Overview of system components Microwave pulse and beam structure Radar target characteristics Range of detection, scanner design, and mounting options Power requirements Radiation safety near radar scanners
Turning on, warning up, and initial adjustments Gain adjustments Use of anti-clutter controls for rain (FTC) and sea state (STC) Pros and cons of optional display modes: Head-up, North-up, and Course-up Optimizing pulse-length selection Measuring target range and bearing with VRM, EBL, and cursor mode Use of guard sectors and alarms
Optimizing radar picture for specific observations Radar shadows Effect of horizontal beam width on target images Effect of pulse length on target images Identifying interference and other unwanted echoes
Coordinating electronic chart displays with the radar screen Quick radar range and bearing confirmation of GPS positions Accurate multi-range fixes using radar
Use of radar to hold a desired course Use of electronic range and bearing line (ERBL) Finding and keeping track of position relative to prominent landmarks Identifying distant harbors or channels Rounding a corner at a safe distance off Anchoring with radar

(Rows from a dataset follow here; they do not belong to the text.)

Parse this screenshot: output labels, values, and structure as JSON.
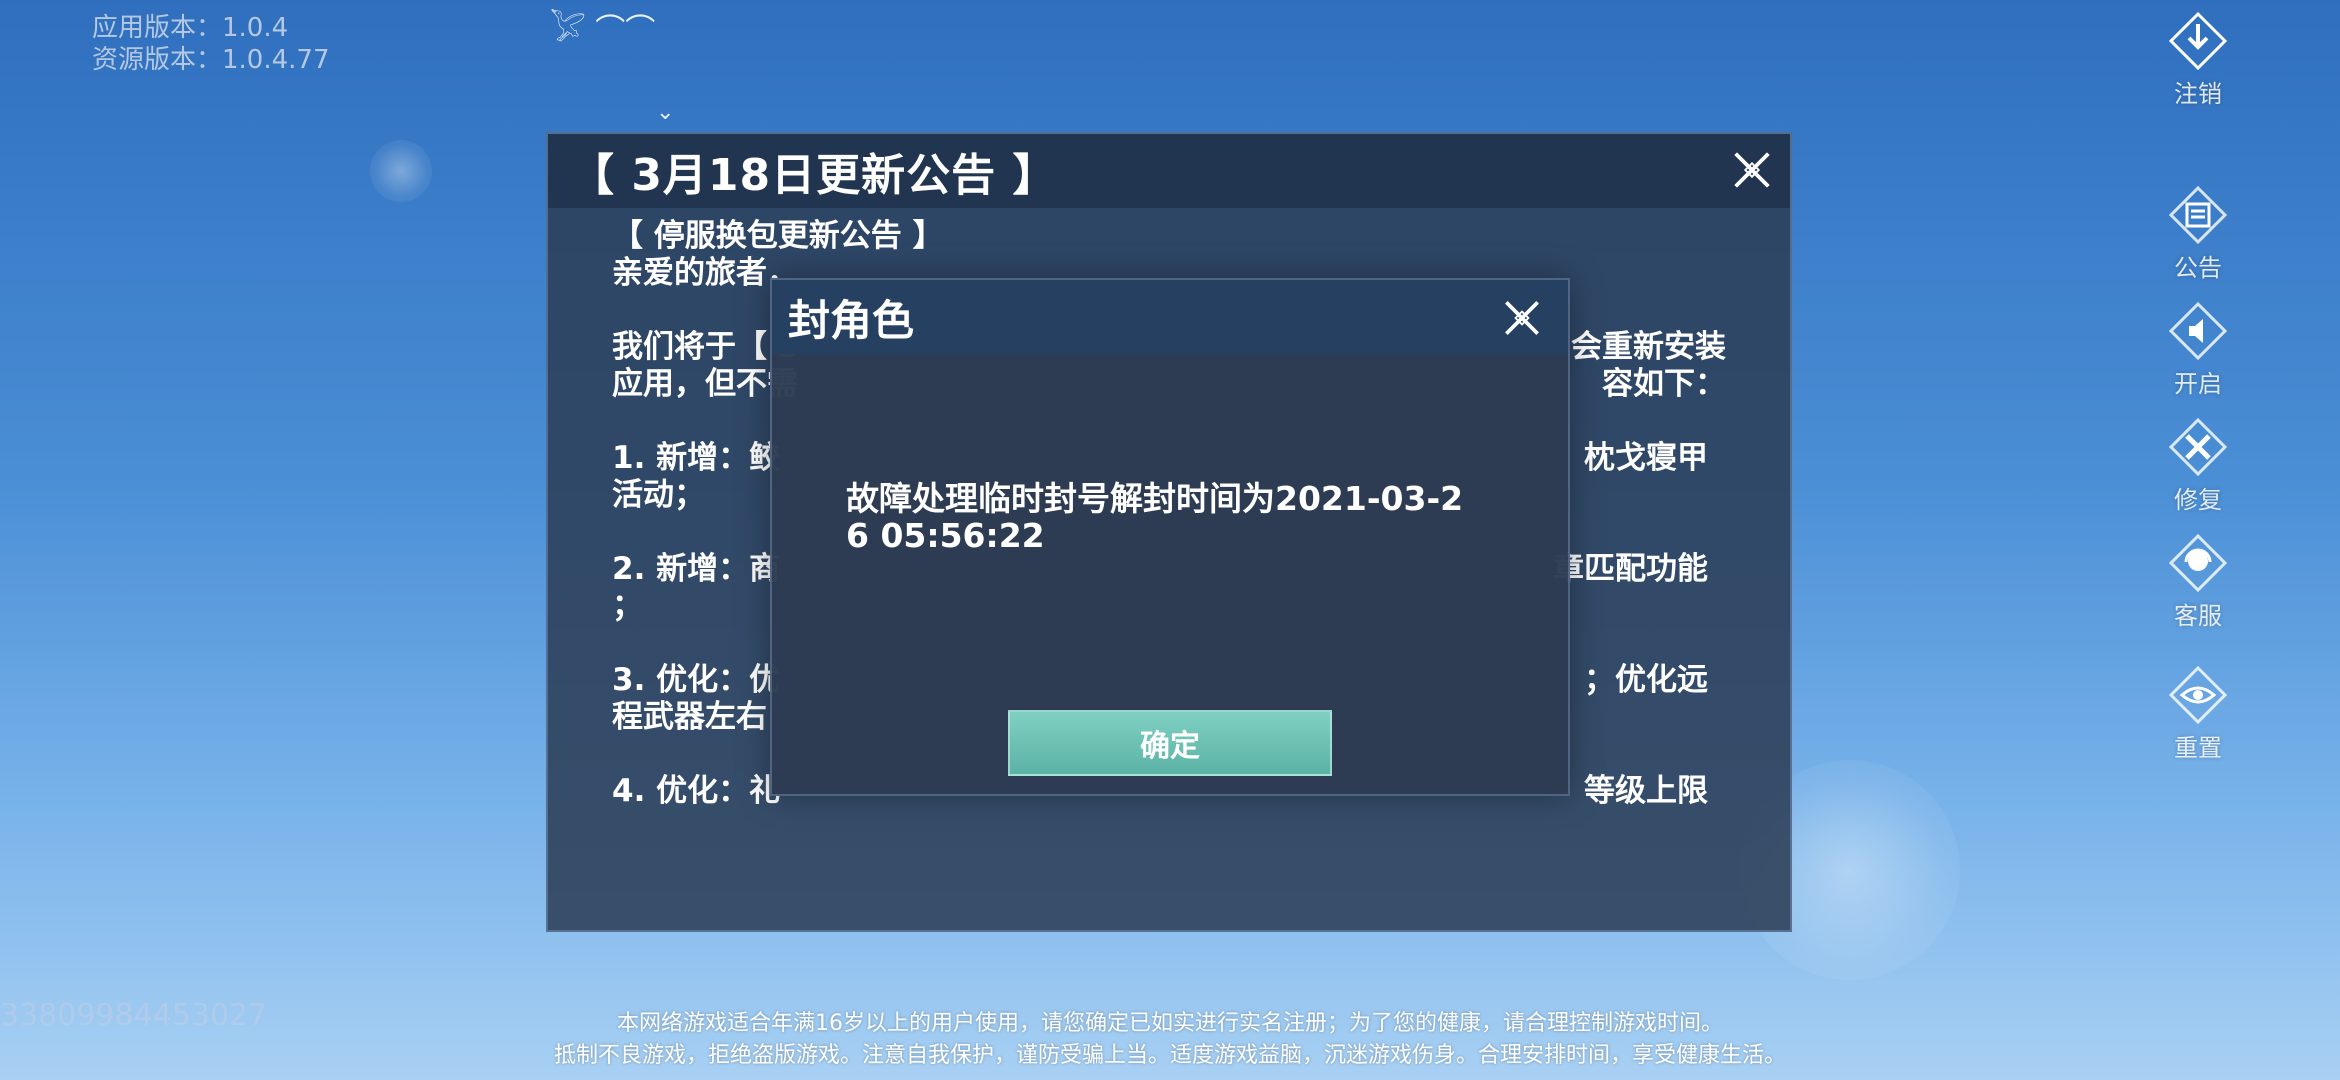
{
  "version": {
    "app": "应用版本：1.0.4",
    "resource": "资源版本：1.0.4.77"
  },
  "uid": "33809984453027",
  "side_menu": [
    {
      "label": "注销",
      "icon": "logout-icon"
    },
    {
      "label": "公告",
      "icon": "notice-icon"
    },
    {
      "label": "开启",
      "icon": "speaker-icon"
    },
    {
      "label": "修复",
      "icon": "repair-icon"
    },
    {
      "label": "客服",
      "icon": "customer-service-icon"
    },
    {
      "label": "重置",
      "icon": "reset-eye-icon"
    }
  ],
  "notice": {
    "title": "【 3月18日更新公告 】",
    "lines": [
      "【 停服换包更新公告 】",
      "亲爱的旅者，",
      "我们将于【 3",
      "会重新安装",
      "应用，但不需",
      "容如下：",
      "1. 新增：鲛",
      "枕戈寝甲",
      "活动；",
      "2. 新增：商",
      "章匹配功能",
      "；",
      "3. 优化：优",
      "；优化远",
      "程武器左右",
      "4. 优化：礼",
      "等级上限"
    ]
  },
  "modal": {
    "title": "封角色",
    "message": "故障处理临时封号解封时间为2021-03-26 05:56:22",
    "confirm_label": "确定"
  },
  "footer": {
    "line1": "本网络游戏适合年满16岁以上的用户使用，请您确定已如实进行实名注册；为了您的健康，请合理控制游戏时间。",
    "line2": "抵制不良游戏，拒绝盗版游戏。注意自我保护，谨防受骗上当。适度游戏益脑，沉迷游戏伤身。合理安排时间，享受健康生活。"
  }
}
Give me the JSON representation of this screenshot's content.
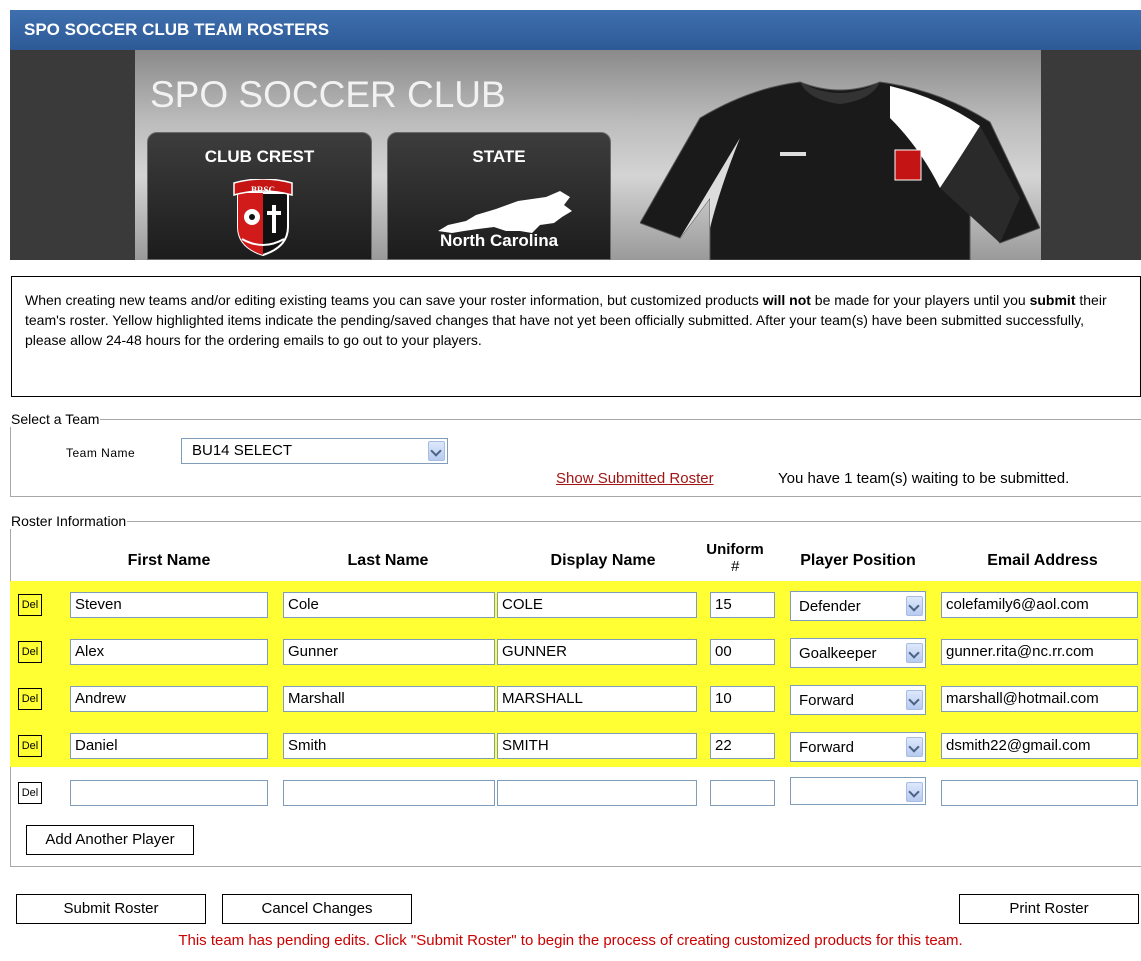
{
  "header": {
    "title": "SPO SOCCER CLUB TEAM ROSTERS"
  },
  "banner": {
    "club_name": "SPO SOCCER CLUB",
    "crest_label": "CLUB CREST",
    "state_label": "STATE",
    "state_name": "North Carolina",
    "crest_text": "BRSC"
  },
  "notice": {
    "p1": "When creating new teams and/or editing existing teams you can save your roster information, but customized products ",
    "b1": "will not",
    "p2": " be made for your players until you ",
    "b2": "submit",
    "p3": " their team's roster. Yellow highlighted items indicate the pending/saved changes that have not yet been officially submitted. After your team(s) have been submitted successfully, please allow 24-48 hours for the ordering emails to go out to your players."
  },
  "team_select": {
    "legend": "Select a Team",
    "label": "Team Name",
    "value": "BU14 SELECT",
    "show_link": "Show Submitted Roster",
    "waiting": "You have 1 team(s) waiting to be submitted."
  },
  "roster": {
    "legend": "Roster Information",
    "headers": {
      "first": "First Name",
      "last": "Last Name",
      "display": "Display Name",
      "uniform_1": "Uniform",
      "uniform_2": "#",
      "position": "Player Position",
      "email": "Email Address"
    },
    "del_label": "Del",
    "players": [
      {
        "first": "Steven",
        "last": "Cole",
        "display": "COLE",
        "uniform": "15",
        "position": "Defender",
        "email": "colefamily6@aol.com"
      },
      {
        "first": "Alex",
        "last": "Gunner",
        "display": "GUNNER",
        "uniform": "00",
        "position": "Goalkeeper",
        "email": "gunner.rita@nc.rr.com"
      },
      {
        "first": "Andrew",
        "last": "Marshall",
        "display": "MARSHALL",
        "uniform": "10",
        "position": "Forward",
        "email": "marshall@hotmail.com"
      },
      {
        "first": "Daniel",
        "last": "Smith",
        "display": "SMITH",
        "uniform": "22",
        "position": "Forward",
        "email": "dsmith22@gmail.com"
      }
    ],
    "add_button": "Add Another Player"
  },
  "actions": {
    "submit": "Submit Roster",
    "cancel": "Cancel Changes",
    "print": "Print Roster"
  },
  "pending_message": "This team has pending edits. Click \"Submit Roster\" to begin the process of creating customized products for this team.",
  "colors": {
    "title_bar": "#2d5a97",
    "highlight": "#ffff33",
    "link": "#a31515",
    "pending": "#cc0000"
  }
}
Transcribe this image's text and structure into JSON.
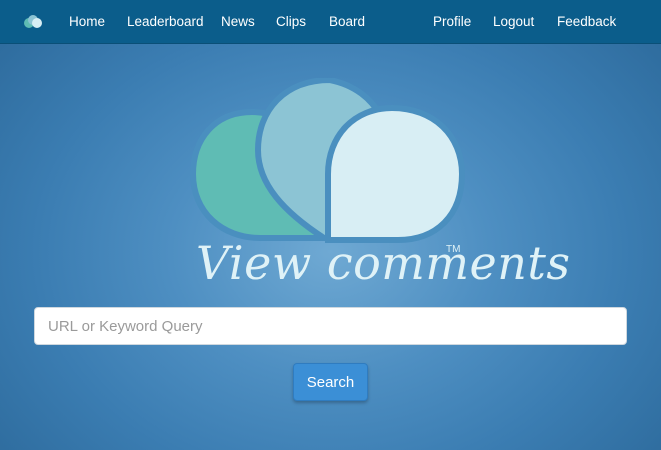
{
  "nav": {
    "brand_icon": "cloud-bubbles-icon",
    "links_left": [
      "Home",
      "Leaderboard",
      "News",
      "Clips",
      "Board"
    ],
    "links_right": [
      "Profile",
      "Logout",
      "Feedback"
    ]
  },
  "hero": {
    "logo_icon": "speech-bubbles-cloud-icon",
    "logo_text": "View comments",
    "trademark": "TM"
  },
  "search": {
    "placeholder": "URL or Keyword Query",
    "value": "",
    "button_label": "Search"
  },
  "colors": {
    "navbar": "#0b5d8b",
    "bubble_green": "#5fbcb4",
    "bubble_mid": "#8cc4d4",
    "bubble_light": "#d8eef4",
    "button": "#3b8fd6"
  }
}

Use and value of target trails and wakes Tracking targets with EBL and VRM Estimating time, range and bearing to closest point of approach (CPA) Figuring true course and speed of approaching targets (relative motion diagram) Determining expected running lights based on radar observations Rules of thumb for radar maneuvering Radar reflectors Overview of ARPA and AIS
Role of radar in evaluating risk of collision Cautions (limitations) for radar use cited in the rules Rules' requirements for checking various ranges and adjustments Application of Rule 19d when detecting a converging target by radar alone